The Benefits of Drug and Alcohol Interventions
Drug and Alcohol Interventions Initiate Change
The biggest benefit of drug and alcohol interventions is that interventions have the power to initiate change.
Human beings can get stressed or frustrated, when presented with a tough decision in their life, and can find themselves in a situation where they know the solution, but can’t take steps toward that solution. With drug and alcohol abuse and addiction, many individuals recognize (to some degree) that there are problems in their life, and substance abuse is likely playing a part-in – or causing – the problems. They just can’t bring themselves to begin any change.
Drug and Alcohol Interventions Can Help to Overcome Addiction Denial
Denial is one of the main factors that prevent individuals from seeking drug and alcohol treatment. Denial can come from both the addict, who may be unable to recognize the seriousness of their problem, and denial can come from family members, spouses, or friends of the individual – whose denial can act as a form of enabling.
How Family Members, Spouses, and Friends of Addicts can Enable Drug and Alcohol Addiction
If you are not moving forward, you are falling behind. If you are not helping a loved one or friend to address their substance abuse issues, refusing to acknowledge the issues, or justifying the reasons for the issues, you are helping them to continue with their self-destructive behaviors. Examples of enabling behaviors in drug and alcohol addiction may include the following situations:
- Example 1: Parents allow their son, who is an alcoholic, live with them rent-free. He has no job, and simply drinks from the moment he wakes up in the afternoon, until passing out early the next morning. Because the alcoholic son has a living situation that allows him to continue his chronic alcohol abuse, without repercussions, he has no accountability for his behaviors and no motivation to change.

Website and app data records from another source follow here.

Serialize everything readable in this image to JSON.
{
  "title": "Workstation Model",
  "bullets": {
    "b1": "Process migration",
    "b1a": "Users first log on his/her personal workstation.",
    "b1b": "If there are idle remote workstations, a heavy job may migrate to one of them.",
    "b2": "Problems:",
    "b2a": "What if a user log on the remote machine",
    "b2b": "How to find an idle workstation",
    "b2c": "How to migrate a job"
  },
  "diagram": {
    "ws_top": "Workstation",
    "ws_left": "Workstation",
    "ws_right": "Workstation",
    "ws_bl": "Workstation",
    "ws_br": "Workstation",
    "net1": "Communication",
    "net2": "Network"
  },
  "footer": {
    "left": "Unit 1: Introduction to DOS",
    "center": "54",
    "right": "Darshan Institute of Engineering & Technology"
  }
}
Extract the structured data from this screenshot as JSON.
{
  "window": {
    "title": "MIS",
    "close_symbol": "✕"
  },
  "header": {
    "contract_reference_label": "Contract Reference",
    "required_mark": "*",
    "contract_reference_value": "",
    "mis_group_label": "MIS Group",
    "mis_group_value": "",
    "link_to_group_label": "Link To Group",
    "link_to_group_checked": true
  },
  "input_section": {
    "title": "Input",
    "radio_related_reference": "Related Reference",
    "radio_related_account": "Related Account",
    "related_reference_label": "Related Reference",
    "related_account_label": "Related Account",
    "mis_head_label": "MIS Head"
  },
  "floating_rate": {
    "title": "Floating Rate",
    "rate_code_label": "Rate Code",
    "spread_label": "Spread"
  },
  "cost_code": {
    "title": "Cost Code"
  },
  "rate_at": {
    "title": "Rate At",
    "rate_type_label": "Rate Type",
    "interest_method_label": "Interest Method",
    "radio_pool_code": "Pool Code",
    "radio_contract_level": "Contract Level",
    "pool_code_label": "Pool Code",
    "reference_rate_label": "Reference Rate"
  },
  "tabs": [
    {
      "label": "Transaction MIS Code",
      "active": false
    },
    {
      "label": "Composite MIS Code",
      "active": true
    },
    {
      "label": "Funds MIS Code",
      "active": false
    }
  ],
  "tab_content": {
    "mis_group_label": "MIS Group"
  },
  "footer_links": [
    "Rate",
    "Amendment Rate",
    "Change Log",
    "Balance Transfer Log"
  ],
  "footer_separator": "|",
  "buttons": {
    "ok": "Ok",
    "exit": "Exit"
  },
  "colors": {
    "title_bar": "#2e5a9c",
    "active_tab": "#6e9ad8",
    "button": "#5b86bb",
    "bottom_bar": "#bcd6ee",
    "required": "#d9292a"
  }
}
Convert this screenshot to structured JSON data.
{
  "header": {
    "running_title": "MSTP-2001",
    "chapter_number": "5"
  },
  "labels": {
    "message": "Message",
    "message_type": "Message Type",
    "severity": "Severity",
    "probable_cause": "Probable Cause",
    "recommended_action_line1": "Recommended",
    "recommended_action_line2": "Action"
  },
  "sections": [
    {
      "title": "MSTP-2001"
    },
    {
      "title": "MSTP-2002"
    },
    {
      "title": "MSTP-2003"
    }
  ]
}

- Example 2: A boyfriend and girlfriend have been living together for over a year. Both have used heavy amounts of alcohol for years, but now – with both in their early thirties – the drinking is less of a celebration. Both need alcohol after they get home every night from work to “take the edge off,” and to deal with their stress. Both see the warning signs of a growing dependence to alcohol, but only the boyfriend actively considers quitting.Worried that her boyfriend’s urge to quit drinking may force her to cut down or quit drinking, the girlfriend begins to cause chaos in the relationship, pushing alcohol as a solution to the problems. This prolongs the alcohol abuse in both parties and prevents both from seeking help for alcohol addiction.
- Example 3: Two friends are addicted to opioids. Both started by abusing prescription painkillers, and their addiction developed into a heroin addiction. The two work together to afford their nearly $200 per day heroin budget. Friend 1 suffers an overdose, but recovers, and wants to go to rehab. Friend #2, worried about protecting his own access to drugs, tries to discourage the other friend from seeking treatment.
The above are very general examples, but very real examples as well. In all of the examples, there is a form of enabling that is occurring, and allowing the behaviors and the chemical dependence to continue or worsen.
Drug and Alcohol Interventions Can Help to Overcome Enabling Behaviors
Drug and Alcohol Interventions are the best way to overcome enabling behaviors. In cases where an enabler must be cut out of the addict’s life, family and friends gather to intervene and show that it is the best decision to move forward and enter treatment – without worrying about what the enabler thinks.
In cases where the family member is the enabler – like our example of the parents who let their son live with them and without accountability – the interventionist intervenes in the behaviors of both the addict and the enabler(s). This is important because cutting the family members out of the recovery process is not a viable option.
During and after treatment, the addict will have to continue a relationship with the enabler parents, so it is important that the parents know their role in the recovery process, and know what changes they will have to make. The enabling parents or family members will need to make these changes if the recovering addict is to get sober and stay sober.
Drug and Alcohol Interventions before Drug and Alcohol Detox
Medically supervised detox is the first and most important step in early addiction treatment and recovery. Drug and alcohol detox needs to be done in the first weeks of an addict quitting the substance they are addicted to. Detox helps to prevent and decrease the intensity of the most serious and dangerous symptoms of drug and alcohol withdrawal; without detox, the risks of complications or death from drug and alcohol detox are very high.
Drug and alcohol interventions before entering detox are 100% essential, if the addict is not ready to agree to detox and addiction treatment. However, they are also essential even if the addict is ready and willing to enter an addiction treatment program. In these cases, the intervention works as an initial pre-treatment planning session, where all aspects of the upcoming treatment and recovery process are discusses. This helps to get everybody on the same page, and aware of what to expect throughout the following recovery efforts.
Substance abuse and addiction interventions are always recommended before detox, and can help to make a person’s recovery from drug and alcohol addiction go more smoothly and be successful.